By 1886, the Keets had completed the substantial changes made to their new homes. The porch was enlarged and became considerably more elaborate. They added the turret on the west wing, as well as an additional building in back that contained a kitchen and servants quarters. They later added a third floor to the house with a Queen Anne-style roof.
One of the extensive changes made by the Keet family was the addition of a large cellar. The new cellar included a tunnel that extends from the basement of the house to the servants quarters in back. The tunnel’s arched roof is visible above ground.
Though the primary renovations were done in a couple of different phases, there were ongoing changes to the house that are typical of long term home ownership. Since the Keet family was prominent in Springfield social circles, some of those changes were considered newsworthy and were reported in local newspapers, such as the addition of an electric doorbell.

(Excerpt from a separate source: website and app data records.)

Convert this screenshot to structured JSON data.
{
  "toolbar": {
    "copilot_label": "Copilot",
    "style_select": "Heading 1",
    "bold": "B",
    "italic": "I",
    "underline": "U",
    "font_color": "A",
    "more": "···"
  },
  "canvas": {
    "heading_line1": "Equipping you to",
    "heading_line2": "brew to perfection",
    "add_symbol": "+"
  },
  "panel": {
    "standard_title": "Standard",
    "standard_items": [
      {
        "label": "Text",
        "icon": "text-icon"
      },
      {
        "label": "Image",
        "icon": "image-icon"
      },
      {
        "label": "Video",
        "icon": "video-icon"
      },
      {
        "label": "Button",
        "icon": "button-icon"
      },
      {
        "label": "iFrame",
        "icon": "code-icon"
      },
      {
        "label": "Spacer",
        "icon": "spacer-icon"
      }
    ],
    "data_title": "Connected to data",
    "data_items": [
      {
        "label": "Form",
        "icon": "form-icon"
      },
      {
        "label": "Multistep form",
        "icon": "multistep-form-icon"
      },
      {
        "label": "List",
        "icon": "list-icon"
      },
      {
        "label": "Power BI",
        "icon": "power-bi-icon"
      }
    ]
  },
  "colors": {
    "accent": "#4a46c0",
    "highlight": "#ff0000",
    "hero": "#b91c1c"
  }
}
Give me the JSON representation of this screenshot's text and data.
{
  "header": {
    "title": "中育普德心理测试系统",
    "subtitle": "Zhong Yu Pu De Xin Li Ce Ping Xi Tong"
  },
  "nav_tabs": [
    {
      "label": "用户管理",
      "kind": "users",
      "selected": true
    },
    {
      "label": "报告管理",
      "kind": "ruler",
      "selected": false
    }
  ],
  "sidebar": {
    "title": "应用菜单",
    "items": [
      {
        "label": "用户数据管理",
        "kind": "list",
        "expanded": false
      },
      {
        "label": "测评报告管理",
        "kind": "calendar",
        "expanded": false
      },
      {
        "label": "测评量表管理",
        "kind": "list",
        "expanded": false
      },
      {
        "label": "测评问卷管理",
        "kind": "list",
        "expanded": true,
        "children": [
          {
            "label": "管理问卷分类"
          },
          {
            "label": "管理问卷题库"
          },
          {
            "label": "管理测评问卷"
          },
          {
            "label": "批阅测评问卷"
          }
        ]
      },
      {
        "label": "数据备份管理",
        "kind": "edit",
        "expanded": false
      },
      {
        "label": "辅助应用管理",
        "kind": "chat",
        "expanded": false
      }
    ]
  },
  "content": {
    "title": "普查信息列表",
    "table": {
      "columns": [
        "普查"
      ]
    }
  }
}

The Keets frequently entertained the most prominent Springfield families in their home and their social activities were consistently detailed in local newspapers. In 1899, the Springfield Republican reported that “Mr. and Mrs. James E. Keet’s guests at Thanksgiving Dinner were; Mr. and Mrs. Lee Holland, Mrs. And Mrs. Ralph Holland, Mrs. E.J. Robberson, Miss Lida Robberson, Miss Emily Otterson, and Mr. Jamie Holland.” The Holland family were prominent in Springfield business and banking circles and were relatives of Katherine Keet.
Though this beautiful home is now surrounded by businesses and parking lots, it was once surrounded by numerous other beautiful houses. Unfortunately, those homes are no longer extant. Somehow, this house alone survived the commercial expansion of the central business district.
Katherine Holland Keet lived in her home until her death in 1920. James and Katherine’s daughter, Katherine E., was already living there with her husband, Claude McElhany. Claude died in 1956 and Katherine E. remained in the family home until her death in 1983.
The house contains over 6,000 square feet, including the basement and tunnel area. It has 5 bedrooms, 5 baths, and numerous fireplaces. Though it is over 100 years old, the Keet-McElhany house has been excellently maintained and still retains many of the original features.
Paul Nicholas and his family settled west of Springfield in 1902. Humboldt Place became the showpiece of their 176-acre farm. Most the former farmland is now developed, but the beautiful Humboldt house still remains, nestled in a park-like setting on the last few acres of the original farm. Nicholas chose the name of his new home based on the name of an Arizona copper mine he had once managed.
In November 1903, the Springfield Republican announced the imminent construction of “a very fine resident” for Paul Nicholas. The builder was A.R. Bowman who projected a cost of $16,000 to complete the house that would be known as Humboldt Place. Work was completed in 1904.
Like the Keet family, Nicholas and his wife, Roselle, were busy in the Springfield social scene. They were members of the Springfield Club and participated in numerous social events at the club with Springfield’s leading citizens, including F.X. Heer, Franks Fellows, H.B. McDaniel, and John T. Woodruff. The couple were also members of the Country Club and attended numerous events at the Colonial Hotel. Paul Nicholas just happened to be on the board of directors of the Colonial Hotel Building Company.
In 1915, Paul and Roselle’s daughter, Murillo, married Springfield banker James Claude McDaniel. The wedding was held in the drawing room of Humboldt Place, a “spacious suburban home…west of the city.” The wedding was attended by about 150 guests and was likely one of the main social events of the season.
Humboldt Place is a two-story brick structure and was built in the neoclassical style with a main central block and two wings. The front gable is supported by six Corinthian columns and is decorated with a round, stained glass window. Humboldt Place displays an uncommon architectural house style for the Springfield area and we are fortunate that is beautiful building is still extant.
Paul Nicholas died in 1936 of pneumonia at age 80. Roselle and Murillo, who had divorced James McDaniel, continued to live in the family home until around 1944, when she sold Humboldt Place and moved to a smaller home on S. Weller. She died of cancer in 1954 at the age of 81.
A special thanks to Connie Yen. Check out her blog, geneahistory.com for more Springfield History!